No matter how technically well done a painting is, its intervals can make or break its dynamics. An interval is the distance between two or more edges. Those might be inside a shape, between shapes or from shape to the edge of a painting.  To illustrate, here's Albrecht Durer's etching, Hare
 Intervals are important because they give rhythm to our paintings.  It works the same as in music:  When a tune's rhythm lacks variation, we grow tired of it.  In visual art, if our spaces between edges are too much the same size, the work feels boring.
The boring factor is one reason why it's a good idea not to place an isolated or important image in dead center of a painting.  That's not a rule, but a factor of human perception that links into why it's the space in between that makes things work. 

Sunday, June 18, 2017

Rediscovering a Forgotten Tool

Are you able to guess what these three excerpts from a painting might be describing?
What if I told you they are all describing a white wall.  No way?  Well, take a look at this:

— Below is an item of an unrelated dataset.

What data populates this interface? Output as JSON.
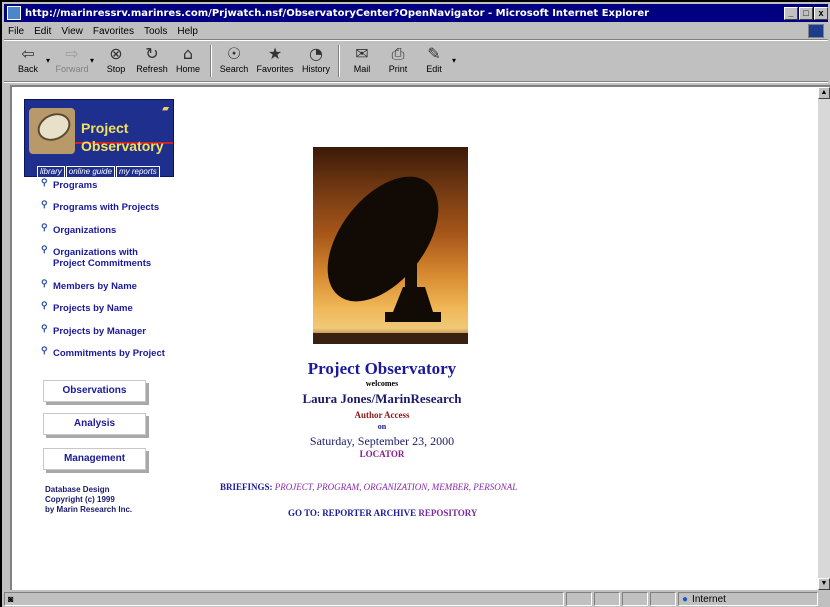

painting by Colin Page
The painting is by Colin Page, a painter adroit at working with temperatures of color.  In this painting, it is the alternation of warm and cool that creates the vibrancy and rhythm we feel in the piece. Here's a brief analysis of what we are seeing:
And that is alternating warm and cool.  
Alternation is somewhat a forgotten tool, a principle long used by master artists to give life and rhythm to their works.  It's a way of switching gears in between thoughts, of staggering where the temptation might be to repeat. We can use it with any of the visual elements as well as with our brushstrokes.  It's an exciting principle that can add just vigor in the most unexpected ways.